Differential conservation fees will take effect in the SANParks Cape region from November next year.
This was announced at a press conference on Wednesday November 1 at the Strand Tower Hotel in the City Bowl.
There will be differential fees at Cape Point as well as Boulders Beach, two of the most popular tourist destinations in the province. At the press conference, officials also spoke about plans to keep visitors safe on Cape Town sites this coming festive season.
SANParks region in the Cape stretches from Signal Hill in the City Bowl all the way down to Cape Point.
SANParks general manager for strategic tourism services, Joep Stevens, said that as of November 1 next year, the standard conservation fees for Cape Point will be R300 for international adults, R150 for SADC nationals and R75 for South Africans, while for Boulders this will amount to R150, R75 and R38 respectively.

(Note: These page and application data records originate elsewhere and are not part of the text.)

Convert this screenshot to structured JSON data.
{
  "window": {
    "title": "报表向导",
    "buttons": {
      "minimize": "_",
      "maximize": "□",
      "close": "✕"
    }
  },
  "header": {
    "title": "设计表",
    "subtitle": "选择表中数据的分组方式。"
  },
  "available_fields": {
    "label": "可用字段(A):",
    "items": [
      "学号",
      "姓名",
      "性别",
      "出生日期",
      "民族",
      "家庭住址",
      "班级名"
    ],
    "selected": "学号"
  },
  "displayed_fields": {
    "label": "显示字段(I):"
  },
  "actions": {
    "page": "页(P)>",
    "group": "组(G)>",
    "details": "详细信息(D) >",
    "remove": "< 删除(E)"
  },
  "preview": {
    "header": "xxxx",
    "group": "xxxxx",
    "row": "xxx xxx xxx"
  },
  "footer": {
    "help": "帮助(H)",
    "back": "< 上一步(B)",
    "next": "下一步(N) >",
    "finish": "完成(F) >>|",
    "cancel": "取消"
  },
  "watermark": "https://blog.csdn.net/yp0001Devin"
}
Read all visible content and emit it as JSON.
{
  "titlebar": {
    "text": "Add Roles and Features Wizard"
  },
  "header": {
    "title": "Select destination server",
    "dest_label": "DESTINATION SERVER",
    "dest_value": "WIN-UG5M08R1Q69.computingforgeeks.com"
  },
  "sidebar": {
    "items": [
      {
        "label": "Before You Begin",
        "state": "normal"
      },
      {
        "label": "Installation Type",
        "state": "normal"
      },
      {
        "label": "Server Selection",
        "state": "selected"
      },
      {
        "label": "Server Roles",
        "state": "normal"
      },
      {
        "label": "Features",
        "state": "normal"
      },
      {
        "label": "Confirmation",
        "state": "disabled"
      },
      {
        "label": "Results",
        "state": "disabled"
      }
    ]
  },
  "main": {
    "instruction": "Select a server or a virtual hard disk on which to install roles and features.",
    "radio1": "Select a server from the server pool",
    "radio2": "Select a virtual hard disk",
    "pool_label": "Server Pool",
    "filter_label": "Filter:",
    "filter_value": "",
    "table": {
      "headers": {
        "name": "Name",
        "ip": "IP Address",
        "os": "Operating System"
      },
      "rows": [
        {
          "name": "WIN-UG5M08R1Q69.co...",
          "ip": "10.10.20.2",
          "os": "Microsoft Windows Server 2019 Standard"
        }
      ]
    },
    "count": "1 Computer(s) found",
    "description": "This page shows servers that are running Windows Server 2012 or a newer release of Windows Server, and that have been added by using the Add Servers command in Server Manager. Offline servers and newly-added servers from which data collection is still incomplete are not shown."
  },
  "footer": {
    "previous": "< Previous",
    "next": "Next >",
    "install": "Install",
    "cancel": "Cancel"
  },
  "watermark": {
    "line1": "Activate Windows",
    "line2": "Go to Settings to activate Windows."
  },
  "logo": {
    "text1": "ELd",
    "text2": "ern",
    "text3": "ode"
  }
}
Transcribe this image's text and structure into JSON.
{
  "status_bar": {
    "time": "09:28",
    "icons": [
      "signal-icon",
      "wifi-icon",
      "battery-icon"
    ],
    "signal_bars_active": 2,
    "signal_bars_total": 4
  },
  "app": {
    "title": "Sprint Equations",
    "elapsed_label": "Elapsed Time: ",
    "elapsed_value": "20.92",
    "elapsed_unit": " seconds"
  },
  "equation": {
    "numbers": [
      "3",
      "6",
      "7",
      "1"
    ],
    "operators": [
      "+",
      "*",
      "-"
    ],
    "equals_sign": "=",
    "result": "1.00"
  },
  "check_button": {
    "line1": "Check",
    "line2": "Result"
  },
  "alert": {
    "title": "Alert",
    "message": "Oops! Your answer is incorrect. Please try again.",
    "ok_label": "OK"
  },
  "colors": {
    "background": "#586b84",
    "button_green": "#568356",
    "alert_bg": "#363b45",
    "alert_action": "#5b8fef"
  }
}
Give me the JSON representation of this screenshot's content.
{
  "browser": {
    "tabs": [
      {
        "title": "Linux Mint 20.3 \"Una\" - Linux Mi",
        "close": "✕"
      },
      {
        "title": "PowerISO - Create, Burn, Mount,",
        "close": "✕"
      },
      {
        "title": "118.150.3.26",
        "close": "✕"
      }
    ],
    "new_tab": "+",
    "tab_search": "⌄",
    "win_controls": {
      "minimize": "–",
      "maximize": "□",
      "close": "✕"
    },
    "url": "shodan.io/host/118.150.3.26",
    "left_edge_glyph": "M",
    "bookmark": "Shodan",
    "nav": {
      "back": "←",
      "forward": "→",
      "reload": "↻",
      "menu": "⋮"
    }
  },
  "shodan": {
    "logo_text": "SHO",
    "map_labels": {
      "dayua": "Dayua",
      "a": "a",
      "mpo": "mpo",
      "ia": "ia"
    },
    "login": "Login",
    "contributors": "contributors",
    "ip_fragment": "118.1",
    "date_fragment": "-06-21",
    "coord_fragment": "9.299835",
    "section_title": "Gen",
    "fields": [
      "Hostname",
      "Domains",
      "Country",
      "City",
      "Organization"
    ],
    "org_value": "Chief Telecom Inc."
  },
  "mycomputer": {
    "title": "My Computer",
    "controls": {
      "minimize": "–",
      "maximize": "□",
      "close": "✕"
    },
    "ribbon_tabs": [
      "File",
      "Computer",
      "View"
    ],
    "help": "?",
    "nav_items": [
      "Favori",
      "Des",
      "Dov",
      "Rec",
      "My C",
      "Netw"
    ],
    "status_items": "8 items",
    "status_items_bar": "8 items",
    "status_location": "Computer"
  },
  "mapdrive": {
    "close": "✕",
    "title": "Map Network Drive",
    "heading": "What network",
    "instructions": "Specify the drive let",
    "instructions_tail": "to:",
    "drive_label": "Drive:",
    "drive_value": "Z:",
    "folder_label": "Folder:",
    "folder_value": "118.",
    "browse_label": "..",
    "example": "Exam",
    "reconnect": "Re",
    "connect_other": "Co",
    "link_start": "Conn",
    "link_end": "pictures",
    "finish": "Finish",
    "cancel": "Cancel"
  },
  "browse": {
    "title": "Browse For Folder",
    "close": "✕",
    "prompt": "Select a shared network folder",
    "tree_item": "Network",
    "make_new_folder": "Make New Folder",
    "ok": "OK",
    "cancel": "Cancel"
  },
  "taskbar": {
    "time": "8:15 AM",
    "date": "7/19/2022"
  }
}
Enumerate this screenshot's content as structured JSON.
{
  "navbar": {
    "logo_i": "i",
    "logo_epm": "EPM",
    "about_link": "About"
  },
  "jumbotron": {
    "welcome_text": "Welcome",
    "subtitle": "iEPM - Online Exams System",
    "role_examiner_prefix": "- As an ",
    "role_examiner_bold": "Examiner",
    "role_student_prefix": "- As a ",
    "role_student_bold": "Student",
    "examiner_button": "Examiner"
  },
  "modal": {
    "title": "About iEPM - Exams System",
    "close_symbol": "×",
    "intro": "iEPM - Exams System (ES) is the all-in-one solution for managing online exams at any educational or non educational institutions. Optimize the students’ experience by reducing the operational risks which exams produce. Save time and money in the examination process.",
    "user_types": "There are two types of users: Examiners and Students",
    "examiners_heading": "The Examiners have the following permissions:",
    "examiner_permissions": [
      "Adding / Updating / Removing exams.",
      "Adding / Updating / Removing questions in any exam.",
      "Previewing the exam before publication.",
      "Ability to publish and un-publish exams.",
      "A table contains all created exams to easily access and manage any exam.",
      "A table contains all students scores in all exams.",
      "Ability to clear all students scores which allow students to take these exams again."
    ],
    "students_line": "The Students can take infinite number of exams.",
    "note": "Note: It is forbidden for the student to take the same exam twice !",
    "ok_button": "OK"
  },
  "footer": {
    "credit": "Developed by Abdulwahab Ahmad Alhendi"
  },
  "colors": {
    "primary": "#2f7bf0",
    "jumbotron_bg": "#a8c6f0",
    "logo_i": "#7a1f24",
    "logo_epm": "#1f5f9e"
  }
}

Mr Stevens said: “The reason that differential conservation fees were not implemented in 2003 was due to the complexity of processing visitors at the two key access points, namely Cape Point and Boulders.
“The process required visitors to provide proof of residence and/or nationality and given these are high volume access points, it would delay access.
“A new system is being sourced for these access points with the emphasis on reducing processing at the gates. Guests and operators will be able to capture permit details online before arrival and certain validation would take place for payment to be made before arrival.”
Mr Stevens said the differential system was implemented to align TMNP fees with the rest of SANParks where differential fees had been implemented in 2003.
Norman Johnson, the general manager of SANParks Cape Region, said Table Mountain National Park was one of the most visited national parks in the country.
He added that he expected the number of visitors to the parks to increase this festive season. “It’s a positive thing in terms of income generation, but it might be negative in terms of environmental management.”
He said dog walking fees and cycling tariffs went toward conservation efforts.
He said they would engage with the tourism industry to discuss the impact of the new tariffs. “We do understand the tourism business. We always learn from each other and we try to see how we can accommodate and make life easier.”
Mr Johnson said all fees increase in November. “This is a special initiative that we are making known to the industry. All the other tariff-related costs will just increase by its normal increases.”
His message to people using the parks during the festive season was to be safe. “One of the key things is to never walk alone on the mountain. The bigger the group, the safer you are.”
He also advised visitors to not carry valuables with them.